* EXERCISE DETAILS
Beginning with the first line below, output every record verbatim and leave out the images.

* MATERIAL FOR THIS TASK
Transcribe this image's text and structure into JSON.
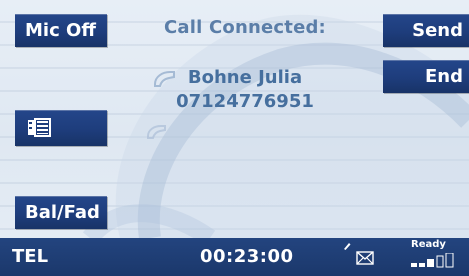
{
  "buttons": {
    "mic_off": "Mic Off",
    "send": "Send",
    "end": "End",
    "bal_fad": "Bal/Fad"
  },
  "call": {
    "title": "Call Connected:",
    "caller_name": "Bohne Julia",
    "caller_number": "07124776951"
  },
  "status_bar": {
    "mode": "TEL",
    "duration": "00:23:00",
    "ready_label": "Ready",
    "signal_level": 0.6,
    "icons": [
      "phonebook-icon",
      "envelope-icon",
      "pen-icon",
      "signal-strength-icon"
    ]
  },
  "colors": {
    "button_blue": "#1e3d7c",
    "status_bar": "#1d3a70",
    "text_blue": "#4f76a3",
    "background": "#e3ebf4"
  }
}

* TASK RESULT
Transcribe this image's text and structure into JSON.
{
  "buttons": {
    "mic_off": "Mic Off",
    "send": "Send",
    "end": "End",
    "bal_fad": "Bal/Fad"
  },
  "call": {
    "title": "Call Connected:",
    "caller_name": "Bohne Julia",
    "caller_number": "07124776951"
  },
  "status_bar": {
    "mode": "TEL",
    "duration": "00:23:00",
    "ready_label": "Ready",
    "signal_level": 0.6,
    "icons": [
      "phonebook-icon",
      "envelope-icon",
      "pen-icon",
      "signal-strength-icon"
    ]
  },
  "colors": {
    "button_blue": "#1e3d7c",
    "status_bar": "#1d3a70",
    "text_blue": "#4f76a3",
    "background": "#e3ebf4"
  }
}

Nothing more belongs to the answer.